Miami — It’s the “Gateway to the Americas,” both North and South. It’s called “the capital of Latin America” and it’s the most populous tropical metropolis in the United States. But Miami also home to one of the country’s most welcoming Jewish communities, a diverse population of Cubans, Brazilians, Colombians, and others from South and Central America. There’s overlap in these groups, as Latin America has a storied history with the Jewish people, in its own right.
While many Jews sought refuge in South America between the World Wars, some countries attempted to tighten their immigration regulations as World War II intensified. After the Holocaust, though, many survivors found new homes in the sub-continent. Today, Jewish communities in Latin America are growing in size and reputation. Argentina, for example, boasts the sixth largest Jewish community outside of Israel.

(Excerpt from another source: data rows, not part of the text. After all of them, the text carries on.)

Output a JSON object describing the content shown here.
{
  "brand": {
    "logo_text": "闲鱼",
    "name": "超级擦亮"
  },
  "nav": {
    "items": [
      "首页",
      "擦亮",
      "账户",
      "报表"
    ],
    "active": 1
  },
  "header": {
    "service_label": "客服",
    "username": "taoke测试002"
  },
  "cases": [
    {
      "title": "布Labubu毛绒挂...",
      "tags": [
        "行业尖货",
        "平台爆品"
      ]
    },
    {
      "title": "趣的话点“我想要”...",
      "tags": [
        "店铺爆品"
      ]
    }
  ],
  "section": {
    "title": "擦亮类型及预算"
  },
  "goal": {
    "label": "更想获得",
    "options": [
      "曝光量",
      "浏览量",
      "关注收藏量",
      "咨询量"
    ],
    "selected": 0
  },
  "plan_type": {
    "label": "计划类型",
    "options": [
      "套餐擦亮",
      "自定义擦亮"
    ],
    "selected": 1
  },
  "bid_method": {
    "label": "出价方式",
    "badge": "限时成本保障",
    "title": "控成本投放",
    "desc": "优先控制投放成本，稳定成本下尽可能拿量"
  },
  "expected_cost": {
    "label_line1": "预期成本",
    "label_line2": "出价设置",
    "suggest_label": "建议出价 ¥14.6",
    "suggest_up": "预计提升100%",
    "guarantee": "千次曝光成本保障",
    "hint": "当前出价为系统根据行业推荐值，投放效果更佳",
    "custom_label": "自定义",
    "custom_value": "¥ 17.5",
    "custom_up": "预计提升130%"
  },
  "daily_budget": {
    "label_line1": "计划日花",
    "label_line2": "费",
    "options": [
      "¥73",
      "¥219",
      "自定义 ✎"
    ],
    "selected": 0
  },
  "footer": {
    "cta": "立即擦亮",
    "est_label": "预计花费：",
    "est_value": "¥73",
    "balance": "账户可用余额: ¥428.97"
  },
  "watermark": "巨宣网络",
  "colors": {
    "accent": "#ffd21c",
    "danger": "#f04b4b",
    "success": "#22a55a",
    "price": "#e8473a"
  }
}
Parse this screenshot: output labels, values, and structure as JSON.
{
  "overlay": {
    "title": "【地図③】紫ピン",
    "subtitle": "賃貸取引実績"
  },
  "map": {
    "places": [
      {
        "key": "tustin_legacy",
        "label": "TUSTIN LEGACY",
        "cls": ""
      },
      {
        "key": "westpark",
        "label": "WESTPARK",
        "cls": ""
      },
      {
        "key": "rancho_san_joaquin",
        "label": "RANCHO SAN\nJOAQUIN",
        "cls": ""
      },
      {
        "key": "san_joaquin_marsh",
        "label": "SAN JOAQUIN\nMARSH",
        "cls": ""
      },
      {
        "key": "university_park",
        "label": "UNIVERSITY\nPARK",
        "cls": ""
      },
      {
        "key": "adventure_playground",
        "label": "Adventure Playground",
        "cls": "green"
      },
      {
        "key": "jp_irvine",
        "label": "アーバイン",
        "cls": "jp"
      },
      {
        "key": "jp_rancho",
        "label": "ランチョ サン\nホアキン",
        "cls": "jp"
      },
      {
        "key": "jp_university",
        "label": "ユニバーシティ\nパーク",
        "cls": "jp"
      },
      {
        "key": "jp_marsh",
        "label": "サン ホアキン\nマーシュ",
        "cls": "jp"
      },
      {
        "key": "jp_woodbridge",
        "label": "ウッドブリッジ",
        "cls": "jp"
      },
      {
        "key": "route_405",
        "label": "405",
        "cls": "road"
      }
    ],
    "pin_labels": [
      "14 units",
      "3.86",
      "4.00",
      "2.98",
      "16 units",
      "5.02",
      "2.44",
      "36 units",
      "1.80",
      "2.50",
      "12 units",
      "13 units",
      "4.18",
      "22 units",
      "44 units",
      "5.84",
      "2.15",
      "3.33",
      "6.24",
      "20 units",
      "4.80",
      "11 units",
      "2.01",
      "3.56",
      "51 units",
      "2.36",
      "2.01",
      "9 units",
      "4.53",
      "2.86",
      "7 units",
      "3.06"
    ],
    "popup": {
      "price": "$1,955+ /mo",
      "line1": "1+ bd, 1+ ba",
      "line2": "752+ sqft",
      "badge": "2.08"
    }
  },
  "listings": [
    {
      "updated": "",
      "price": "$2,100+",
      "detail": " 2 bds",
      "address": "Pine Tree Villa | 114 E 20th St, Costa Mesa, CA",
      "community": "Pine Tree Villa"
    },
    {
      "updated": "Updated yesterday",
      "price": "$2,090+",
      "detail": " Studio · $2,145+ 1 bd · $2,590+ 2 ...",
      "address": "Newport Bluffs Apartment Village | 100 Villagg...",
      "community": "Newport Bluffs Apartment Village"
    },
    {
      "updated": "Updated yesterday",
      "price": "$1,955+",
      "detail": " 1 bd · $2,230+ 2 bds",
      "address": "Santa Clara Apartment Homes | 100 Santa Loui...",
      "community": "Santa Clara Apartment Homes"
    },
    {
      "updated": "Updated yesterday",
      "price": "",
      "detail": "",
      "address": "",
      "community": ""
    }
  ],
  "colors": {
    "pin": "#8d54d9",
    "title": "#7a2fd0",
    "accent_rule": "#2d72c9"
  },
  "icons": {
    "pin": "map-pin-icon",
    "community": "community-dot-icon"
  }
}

As the 18th edition of the Miami Jewish Film Festival (MJFF) returns, running January 15-29 in nine different venues throughout the metropolitan area, the Latin-Jewish community is represented in numerous ways within and outside of the festival’s host city. Here are four Latin-Jewish films to look for during MJFF and upon wider release.
God’s Slave (Esclavo de Dios) (Feature)
Venezuelan director Joel Novoa based this action film on the aftermath of 1994 bombing of the Asociación Mutual Israelita Argentina (Israeli-Argentine Mutual Association, a Jewish community center in Buenos Aires), the deadliest terrorist attack in the country’s history. Shot on location in Argentina, Venezuela, and Uruguay, this historical fiction narrative details the crisscrossing paths of a violent terrorist cell and an undercover Mossad agent as they explore the limits of religious extremism and free will.
Havana Curveball (Documentary)
Like this year’s Golden Globe-winning Boyhood, Havana Curveball is a coming of age story filmed in pieces over many years. Unlike the Hollywood Foreign Press’ best picture, however, Havana Curveball deals in truth, rather than fiction. The San Francisco-based husband-and-wife directorial duo of Marcia Jarmel and Ken Schneider film their older son Mica as he attempts to deliver baseball equipment to Cuban youth as part of his bar mitzvah volunteer project. As Mica’s mission and the filmic narrative progress, however, a parallel story emerges—one that traces Mica’s grandparents’ asylum-seeking journey from Vienna to Havana in the wake of World War II.
Mamaliga Blues (Documentary)
Not unlike Jonathan Safran Foer’s novel-turned-film Everything Is Illuminated, Brazilian-American director Cassio Tolpolar’s documentary Mamaliga Blues follows a family’s travels to seek out the graves of lost relatives. Seventy-seven years after his grandparents immigrated to Brazil to escape the Nazis, Tolpolar and his father and sister return to Bessarabia, Moldova. While there, the family struggles to come to terms with a young country that is slowly forming its own identity, but losing its Jewish memories in the process.
Mr. Kaplan (Feature)
Uruguay’s official submission for Best Foreign Language Film in the 87th annual Academy Awards is a dark comedy by director Álvaro Brechner. Mr. Kaplan tells the story of 76-year-old protagonist Jacob Kaplan who seems to believe that the elderly German restaurant owner on a nearby beach is a Nazi-in-hiding. Kaplan teams up with an expelled police officer and the two hilariously try to kidnap the German and take him to Israel.